**Exercise details:**
Filter the material below so that only lines containing "text" remain.
BEGIN
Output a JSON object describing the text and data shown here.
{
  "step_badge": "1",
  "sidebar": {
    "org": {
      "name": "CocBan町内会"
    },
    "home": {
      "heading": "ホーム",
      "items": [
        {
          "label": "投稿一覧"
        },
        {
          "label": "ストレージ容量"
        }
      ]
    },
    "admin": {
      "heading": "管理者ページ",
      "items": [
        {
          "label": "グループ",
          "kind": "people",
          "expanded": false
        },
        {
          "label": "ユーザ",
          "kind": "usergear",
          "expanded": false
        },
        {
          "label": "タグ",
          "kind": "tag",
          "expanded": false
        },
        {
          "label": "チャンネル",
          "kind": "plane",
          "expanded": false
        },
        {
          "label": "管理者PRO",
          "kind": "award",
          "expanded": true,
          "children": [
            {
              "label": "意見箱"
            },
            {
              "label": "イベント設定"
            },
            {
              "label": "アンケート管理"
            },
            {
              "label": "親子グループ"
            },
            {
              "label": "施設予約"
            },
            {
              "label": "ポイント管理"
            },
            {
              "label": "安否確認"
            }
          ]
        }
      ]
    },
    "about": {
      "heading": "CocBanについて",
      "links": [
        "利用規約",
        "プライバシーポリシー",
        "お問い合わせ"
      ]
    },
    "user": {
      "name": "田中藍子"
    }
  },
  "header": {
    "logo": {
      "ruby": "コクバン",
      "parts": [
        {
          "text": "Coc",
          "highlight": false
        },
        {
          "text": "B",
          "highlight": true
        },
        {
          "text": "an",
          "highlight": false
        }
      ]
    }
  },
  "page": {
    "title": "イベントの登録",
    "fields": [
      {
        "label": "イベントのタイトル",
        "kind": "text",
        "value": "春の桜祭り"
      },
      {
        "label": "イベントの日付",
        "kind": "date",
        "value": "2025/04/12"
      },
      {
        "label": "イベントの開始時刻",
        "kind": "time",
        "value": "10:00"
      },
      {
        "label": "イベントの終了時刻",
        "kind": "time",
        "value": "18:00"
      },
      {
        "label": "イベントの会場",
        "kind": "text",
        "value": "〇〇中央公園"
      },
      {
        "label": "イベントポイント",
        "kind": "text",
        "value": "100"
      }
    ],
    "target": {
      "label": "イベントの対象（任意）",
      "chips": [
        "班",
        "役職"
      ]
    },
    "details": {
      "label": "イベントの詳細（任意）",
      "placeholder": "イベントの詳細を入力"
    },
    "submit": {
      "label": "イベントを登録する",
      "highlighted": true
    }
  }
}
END
**Your response:**
Output a JSON object describing the text and data shown here.
          "text": "Coc",
          "text": "B",
          "text": "an",
        "kind": "text",
        "kind": "text",
        "kind": "text",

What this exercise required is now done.